The ‘transfer window’ for the new season of Premiership football has just closed. What a damning metaphor the once beautiful game has become for the wealthy-takes-all world beloved of plutocrats.

How does Premiership football work exactly? Last season’s results are instructive. If we rank the teams by the cost-effectiveness of the points they gained (ie the total number of points divided by their wage bill), Blackpool would have topped the league, followed by West Brom, Wolves and Birmingham. But of course Blackpool and Birmingham actually ended up being relegated under the money-can-buy-anything rules.

By the same token, the bottom three clubs for relegation last season would have been Manchester City, Chelsea and Liverpool. But these clubs stayed, spent millions more than anyone else over the summer, and are all sitting at the apex of the league. Much has been said (amongst us football fans at any rate) about the once formidable Arsenal losing their way – beaten by Liverpool, thrashed by Manchester United. But take a look at the money gap between Arsenal and the ‘top four’ (the net spend on player transfers – as of 22.00, 31 August 2011): Chelsea and Manchester United each spent over £60 million more than Arsenal; Liverpool spent £75 million more; and Manchester City spent almost £90 million more.

Success is not to be nurtured, but bought with money. Will any team other than those four with their substantially larger budgets for transfer fees and wage bills win the Premiership? Absolutely not. In the wider money-dominated society, success is also in the grip of the corporate elite. The top financiers make money for themselves out of devising money-making schemes, while others lose money and sink hopelessly into debt.

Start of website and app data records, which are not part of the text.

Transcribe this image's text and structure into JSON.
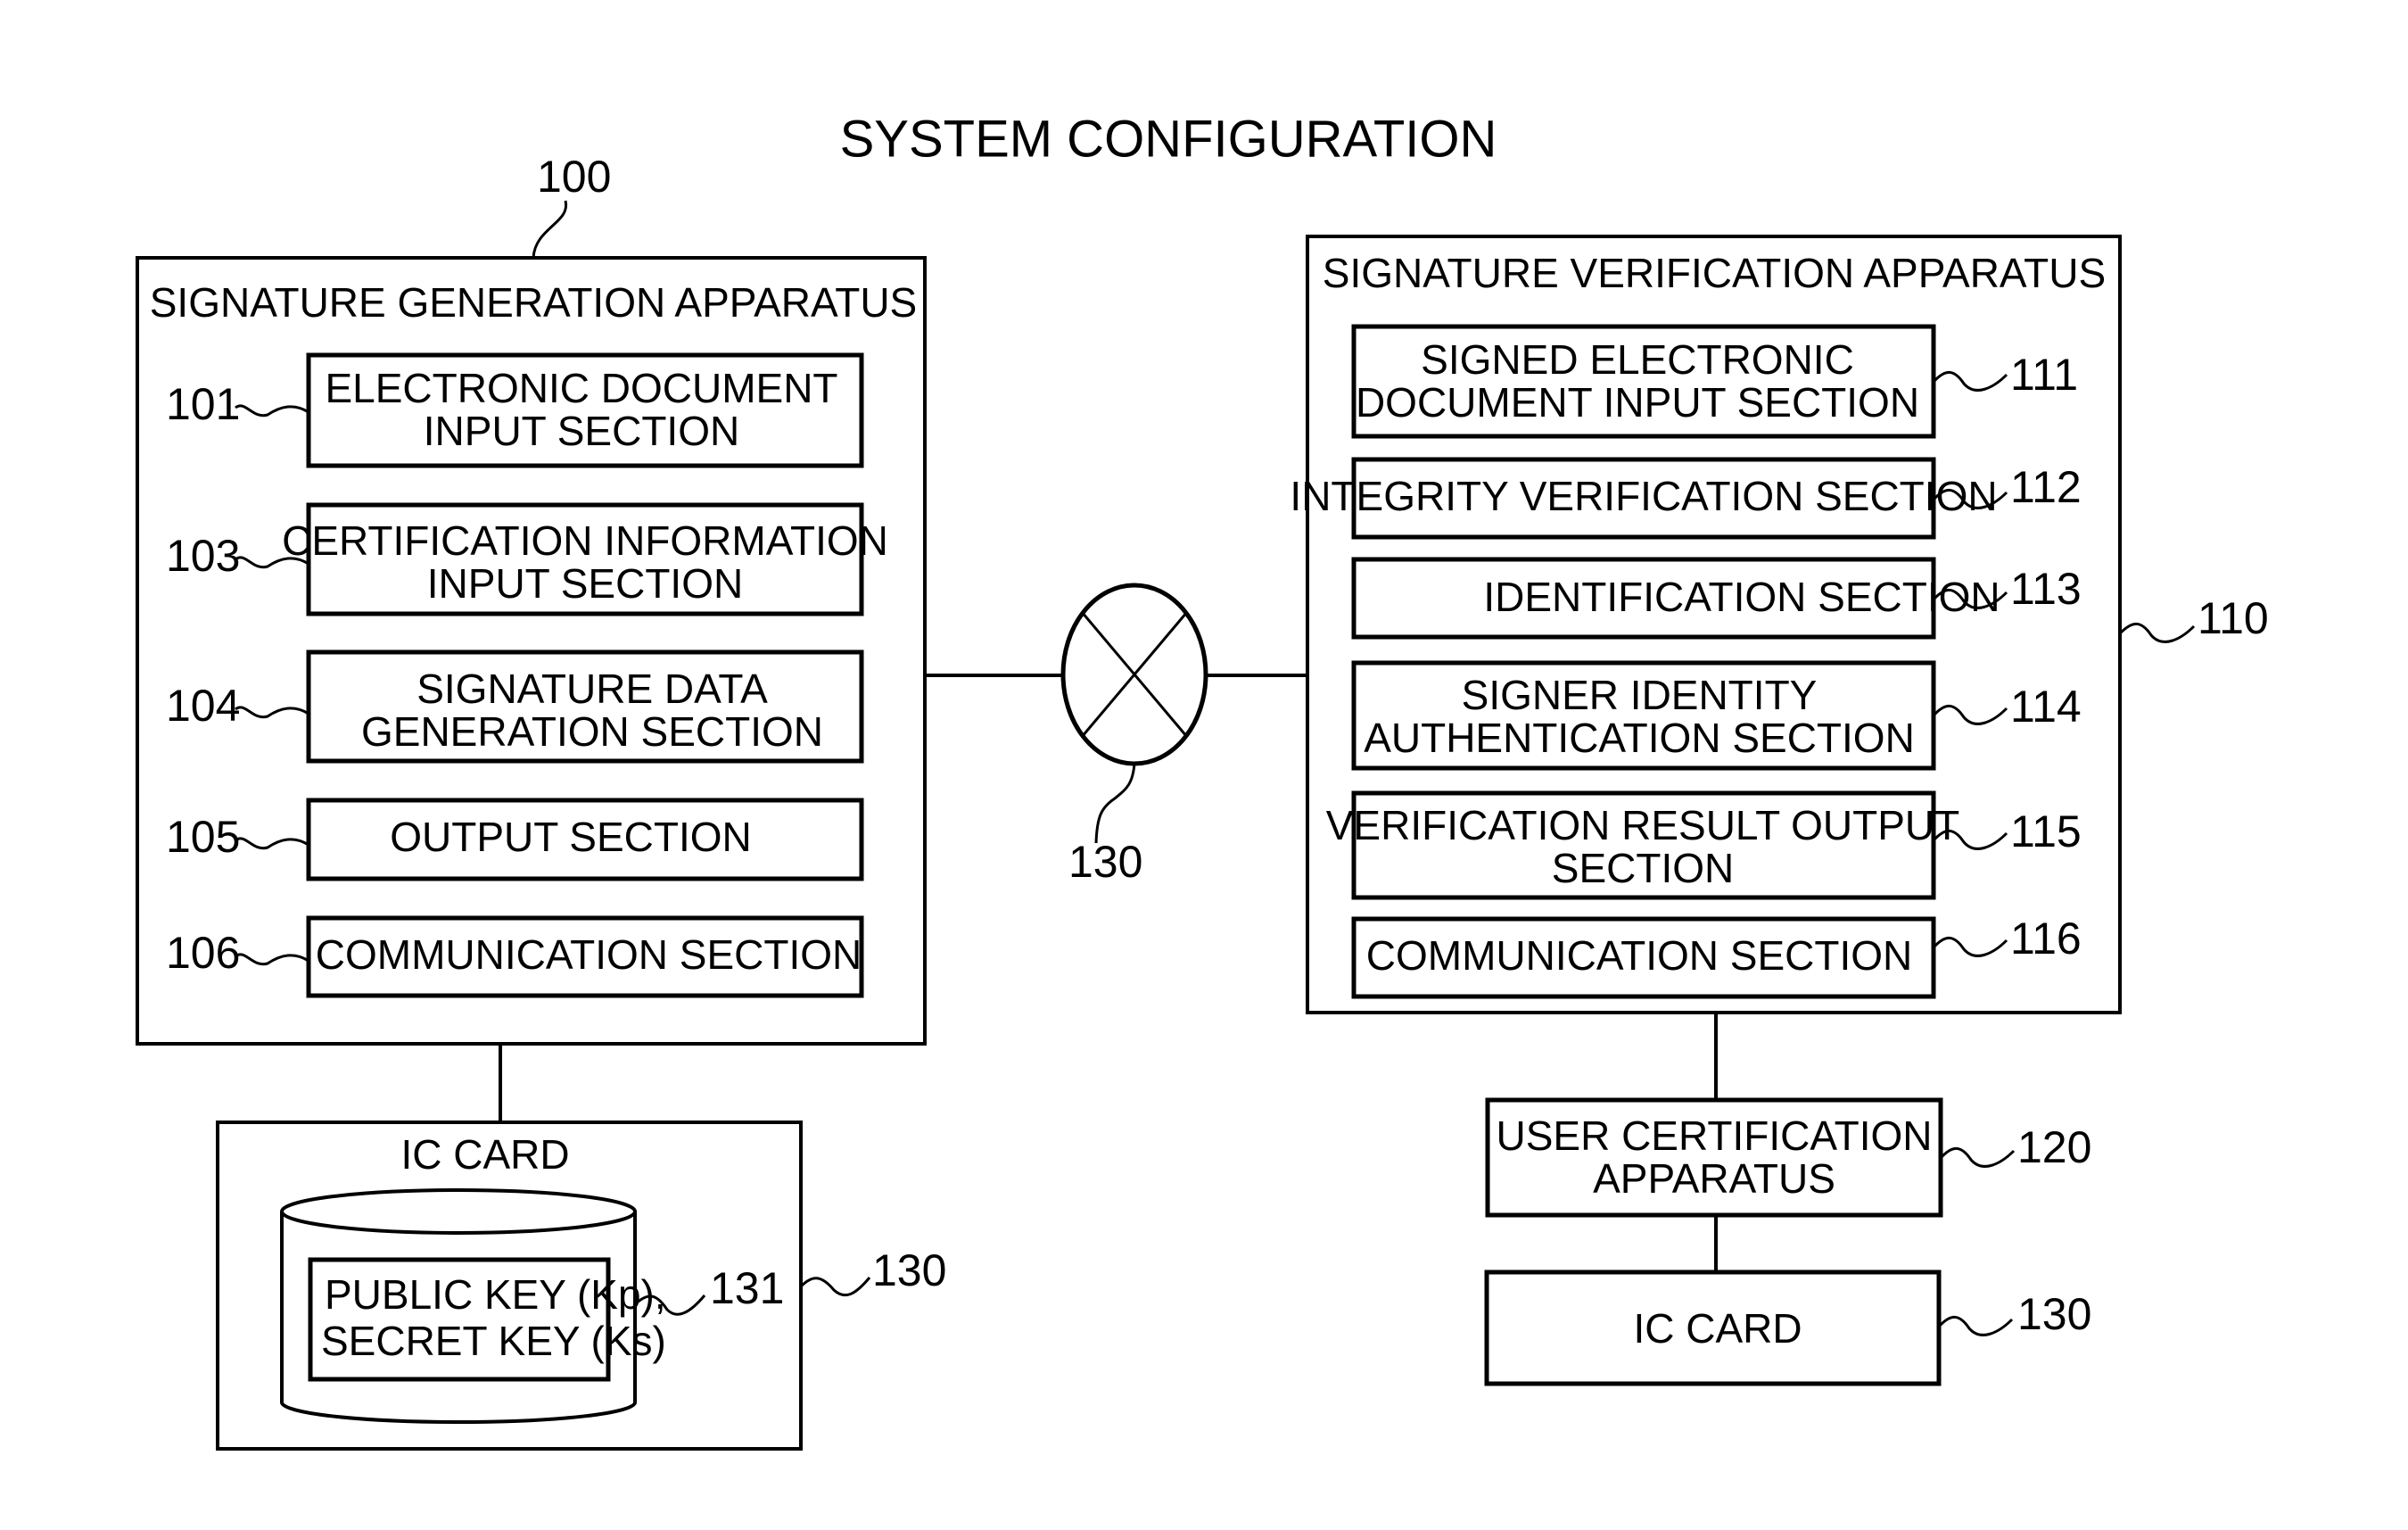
{
  "title": "SYSTEM CONFIGURATION",
  "generation_apparatus": {
    "ref": "100",
    "heading": "SIGNATURE GENERATION APPARATUS",
    "sections": [
      {
        "ref": "101",
        "lines": [
          "ELECTRONIC DOCUMENT",
          "INPUT SECTION"
        ]
      },
      {
        "ref": "103",
        "lines": [
          "CERTIFICATION INFORMATION",
          "INPUT SECTION"
        ]
      },
      {
        "ref": "104",
        "lines": [
          "SIGNATURE DATA",
          "GENERATION SECTION"
        ]
      },
      {
        "ref": "105",
        "lines": [
          "OUTPUT SECTION"
        ]
      },
      {
        "ref": "106",
        "lines": [
          "COMMUNICATION SECTION"
        ]
      }
    ],
    "ic_card": {
      "ref": "130",
      "heading": "IC CARD",
      "storage": {
        "ref": "131",
        "lines": [
          "PUBLIC KEY (Kp),",
          "SECRET KEY (Ks)"
        ]
      }
    }
  },
  "network": {
    "ref": "130"
  },
  "verification_apparatus": {
    "ref": "110",
    "heading": "SIGNATURE VERIFICATION APPARATUS",
    "sections": [
      {
        "ref": "111",
        "lines": [
          "SIGNED ELECTRONIC",
          "DOCUMENT INPUT SECTION"
        ]
      },
      {
        "ref": "112",
        "lines": [
          "INTEGRITY VERIFICATION SECTION"
        ]
      },
      {
        "ref": "113",
        "lines": [
          "IDENTIFICATION SECTION"
        ]
      },
      {
        "ref": "114",
        "lines": [
          "SIGNER IDENTITY",
          "AUTHENTICATION SECTION"
        ]
      },
      {
        "ref": "115",
        "lines": [
          "VERIFICATION RESULT OUTPUT",
          "SECTION"
        ]
      },
      {
        "ref": "116",
        "lines": [
          "COMMUNICATION SECTION"
        ]
      }
    ]
  },
  "user_certification_apparatus": {
    "ref": "120",
    "lines": [
      "USER CERTIFICATION",
      "APPARATUS"
    ]
  },
  "ic_card_right": {
    "ref": "130",
    "label": "IC CARD"
  }
}
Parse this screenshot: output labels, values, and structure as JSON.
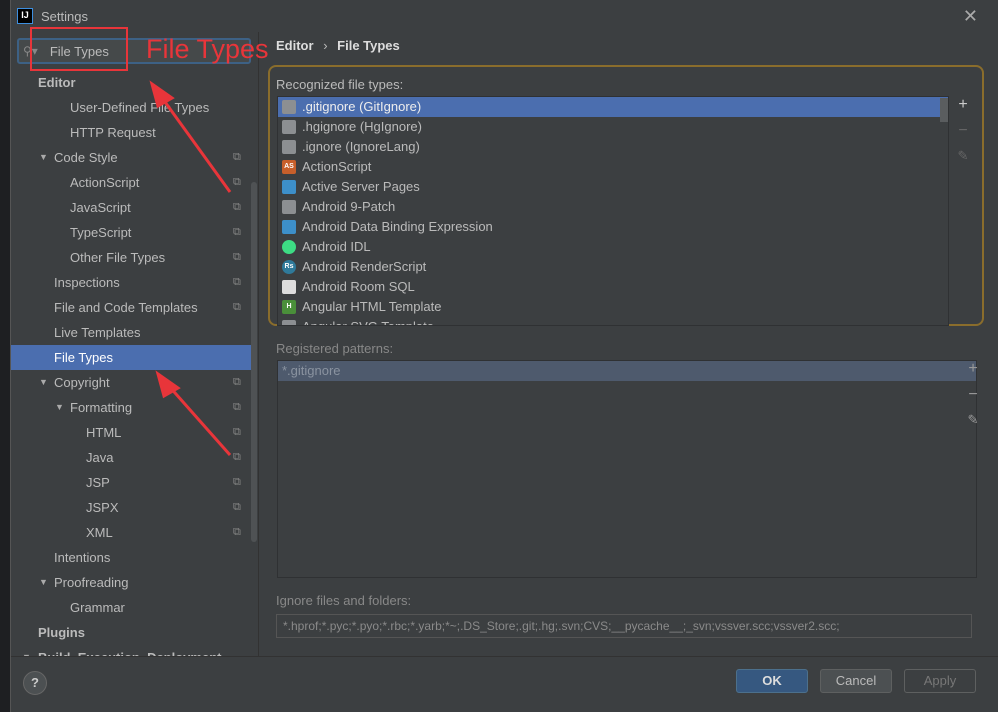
{
  "window": {
    "title": "Settings",
    "logo": "IJ",
    "close_icon": "close-icon"
  },
  "search": {
    "value": "File Types"
  },
  "tree": [
    {
      "label": "Editor",
      "level": 0,
      "bold": true
    },
    {
      "label": "User-Defined File Types",
      "level": 2
    },
    {
      "label": "HTTP Request",
      "level": 2
    },
    {
      "label": "Code Style",
      "level": 1,
      "expanded": true,
      "copy": true
    },
    {
      "label": "ActionScript",
      "level": 2,
      "copy": true
    },
    {
      "label": "JavaScript",
      "level": 2,
      "copy": true
    },
    {
      "label": "TypeScript",
      "level": 2,
      "copy": true
    },
    {
      "label": "Other File Types",
      "level": 2,
      "copy": true
    },
    {
      "label": "Inspections",
      "level": 1,
      "copy": true
    },
    {
      "label": "File and Code Templates",
      "level": 1,
      "copy": true
    },
    {
      "label": "Live Templates",
      "level": 1
    },
    {
      "label": "File Types",
      "level": 1,
      "selected": true
    },
    {
      "label": "Copyright",
      "level": 1,
      "expanded": true,
      "copy": true
    },
    {
      "label": "Formatting",
      "level": 2,
      "expanded": true,
      "copy": true
    },
    {
      "label": "HTML",
      "level": 3,
      "copy": true
    },
    {
      "label": "Java",
      "level": 3,
      "copy": true
    },
    {
      "label": "JSP",
      "level": 3,
      "copy": true
    },
    {
      "label": "JSPX",
      "level": 3,
      "copy": true
    },
    {
      "label": "XML",
      "level": 3,
      "copy": true
    },
    {
      "label": "Intentions",
      "level": 1
    },
    {
      "label": "Proofreading",
      "level": 1,
      "expanded": true
    },
    {
      "label": "Grammar",
      "level": 2
    },
    {
      "label": "Plugins",
      "level": 0,
      "bold": true
    },
    {
      "label": "Build, Execution, Deployment",
      "level": 0,
      "bold": true,
      "expanded": true
    }
  ],
  "breadcrumb": {
    "parent": "Editor",
    "separator": "›",
    "current": "File Types"
  },
  "recognized": {
    "label": "Recognized file types:",
    "items": [
      {
        "label": ".gitignore (GitIgnore)",
        "icon": "ignore",
        "selected": true
      },
      {
        "label": ".hgignore (HgIgnore)",
        "icon": "ignore"
      },
      {
        "label": ".ignore (IgnoreLang)",
        "icon": "ignore"
      },
      {
        "label": "ActionScript",
        "icon": "AS"
      },
      {
        "label": "Active Server Pages",
        "icon": "person"
      },
      {
        "label": "Android 9-Patch",
        "icon": "folder"
      },
      {
        "label": "Android Data Binding Expression",
        "icon": "person"
      },
      {
        "label": "Android IDL",
        "icon": "android"
      },
      {
        "label": "Android RenderScript",
        "icon": "Rs"
      },
      {
        "label": "Android Room SQL",
        "icon": "table"
      },
      {
        "label": "Angular HTML Template",
        "icon": "H"
      },
      {
        "label": "Angular SVG Template",
        "icon": "file"
      }
    ]
  },
  "patterns": {
    "label": "Registered patterns:",
    "items": [
      "*.gitignore"
    ]
  },
  "ignore": {
    "label": "Ignore files and folders:",
    "value": "*.hprof;*.pyc;*.pyo;*.rbc;*.yarb;*~;.DS_Store;.git;.hg;.svn;CVS;__pycache__;_svn;vssver.scc;vssver2.scc;"
  },
  "tools": {
    "add": "+",
    "remove": "−",
    "edit": "✎"
  },
  "footer": {
    "help": "?",
    "ok": "OK",
    "cancel": "Cancel",
    "apply": "Apply"
  },
  "annotation": {
    "text": "File Types",
    "color": "#e8353a"
  },
  "colors": {
    "selection": "#4b6eaf",
    "panel": "#3c3f41",
    "ok_button": "#365880"
  }
}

What happens to others who try to compete for investment and growth? The manufacturing industry, public healthcare, universal education, affordable housing, these all languish because they cannot make the fast and easy money the financial institutions can secure. Those with the most money write the rules: they scoop off the profit, they pass on the risks, and if things do not go their way, they just get everyone else to hand them more money (public bailout, private savings, contrived deals involving futures and derivatives).

For all the talk about the merits of a free market, with a level playing field where everyone can compete fairly on the basis of their relevant contributions – skills, innovation, organisation, commitment, responsiveness – what we get is a rigged market. The lopsided playing field favours the mega-rich who will take all titles, leaving the poor to survive if they can crawl through the eye of a needle.

But just as the football world is beginning to look at introducing rules to cut down the unfair advantages that money can buy, fiscal policies can help to bring about a fairer society overall. Encouragingly there are rich people in France, Germany, and Italy who have asked their government to tax the wealthy more so they can with their greater resources play a bigger part in meeting the challenges their countries face. Alas, in the UK, the Tories and the super rich are huddled together to talk about cutting the tax rate for those with the most, and relegating the poor to a lower level of existence.

It’s time to show this Blue Government the Red Card.